- _What to produce_: From the data below, tally each line that has "Sleep" in it, then give that tally without comment.

START Data in this exercise

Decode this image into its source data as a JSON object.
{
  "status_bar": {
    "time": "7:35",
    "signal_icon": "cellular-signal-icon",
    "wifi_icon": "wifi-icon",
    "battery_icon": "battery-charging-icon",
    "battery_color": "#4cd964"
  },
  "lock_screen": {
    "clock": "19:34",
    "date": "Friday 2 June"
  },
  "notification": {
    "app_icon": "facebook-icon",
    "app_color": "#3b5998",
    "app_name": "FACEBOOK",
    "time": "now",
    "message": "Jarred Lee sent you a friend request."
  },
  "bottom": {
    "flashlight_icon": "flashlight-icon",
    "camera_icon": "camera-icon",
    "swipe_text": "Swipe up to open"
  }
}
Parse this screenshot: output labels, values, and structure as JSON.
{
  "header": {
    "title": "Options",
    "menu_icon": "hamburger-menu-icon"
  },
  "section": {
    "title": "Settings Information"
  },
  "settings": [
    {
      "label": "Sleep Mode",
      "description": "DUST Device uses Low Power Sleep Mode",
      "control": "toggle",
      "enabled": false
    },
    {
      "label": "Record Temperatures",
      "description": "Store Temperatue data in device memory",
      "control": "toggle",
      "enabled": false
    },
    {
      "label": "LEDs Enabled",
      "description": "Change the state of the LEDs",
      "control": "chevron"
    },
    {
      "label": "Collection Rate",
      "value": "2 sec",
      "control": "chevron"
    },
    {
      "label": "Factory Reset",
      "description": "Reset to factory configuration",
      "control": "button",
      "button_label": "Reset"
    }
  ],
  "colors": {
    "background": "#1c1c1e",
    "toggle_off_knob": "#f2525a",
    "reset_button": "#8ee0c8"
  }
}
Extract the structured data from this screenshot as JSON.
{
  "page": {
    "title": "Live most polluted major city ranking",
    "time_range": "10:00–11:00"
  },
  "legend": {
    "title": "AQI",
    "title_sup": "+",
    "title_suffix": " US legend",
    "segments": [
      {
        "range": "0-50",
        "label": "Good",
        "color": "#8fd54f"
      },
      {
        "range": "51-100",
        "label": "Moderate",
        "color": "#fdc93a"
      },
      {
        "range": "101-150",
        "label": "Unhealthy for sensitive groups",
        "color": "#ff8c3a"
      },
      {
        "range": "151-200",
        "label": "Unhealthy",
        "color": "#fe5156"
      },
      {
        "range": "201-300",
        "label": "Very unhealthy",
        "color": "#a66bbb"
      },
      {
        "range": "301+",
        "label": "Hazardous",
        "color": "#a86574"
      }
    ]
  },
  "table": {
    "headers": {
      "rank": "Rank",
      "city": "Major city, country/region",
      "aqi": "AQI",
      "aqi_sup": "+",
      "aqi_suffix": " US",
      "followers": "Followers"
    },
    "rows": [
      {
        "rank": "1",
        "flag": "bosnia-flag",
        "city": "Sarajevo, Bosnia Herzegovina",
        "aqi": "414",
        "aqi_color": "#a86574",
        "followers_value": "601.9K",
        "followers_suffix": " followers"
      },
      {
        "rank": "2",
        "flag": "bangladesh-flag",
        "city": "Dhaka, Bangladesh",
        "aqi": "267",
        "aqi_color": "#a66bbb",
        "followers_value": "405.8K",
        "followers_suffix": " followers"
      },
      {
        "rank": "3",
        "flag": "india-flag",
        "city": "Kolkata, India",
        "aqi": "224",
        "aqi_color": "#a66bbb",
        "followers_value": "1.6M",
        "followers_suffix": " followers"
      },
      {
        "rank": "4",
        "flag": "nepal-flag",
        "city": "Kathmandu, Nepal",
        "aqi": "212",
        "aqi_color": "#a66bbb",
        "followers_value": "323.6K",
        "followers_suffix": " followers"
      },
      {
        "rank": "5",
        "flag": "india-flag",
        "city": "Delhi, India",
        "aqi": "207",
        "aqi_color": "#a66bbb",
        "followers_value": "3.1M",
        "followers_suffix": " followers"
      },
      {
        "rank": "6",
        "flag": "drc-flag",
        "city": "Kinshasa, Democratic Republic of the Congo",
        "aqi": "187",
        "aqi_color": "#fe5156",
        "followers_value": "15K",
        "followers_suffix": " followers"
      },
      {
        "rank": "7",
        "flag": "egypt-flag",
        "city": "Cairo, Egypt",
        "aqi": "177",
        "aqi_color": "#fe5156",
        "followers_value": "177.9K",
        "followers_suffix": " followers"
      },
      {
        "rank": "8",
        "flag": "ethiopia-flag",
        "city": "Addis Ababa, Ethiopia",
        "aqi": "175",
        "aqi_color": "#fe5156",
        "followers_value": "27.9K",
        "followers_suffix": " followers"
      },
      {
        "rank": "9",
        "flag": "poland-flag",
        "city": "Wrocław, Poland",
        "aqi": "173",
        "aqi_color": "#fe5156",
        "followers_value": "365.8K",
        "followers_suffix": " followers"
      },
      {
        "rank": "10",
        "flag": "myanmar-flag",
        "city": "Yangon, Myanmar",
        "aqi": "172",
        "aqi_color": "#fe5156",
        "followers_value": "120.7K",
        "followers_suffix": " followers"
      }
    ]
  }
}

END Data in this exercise

- _Task solution_: 2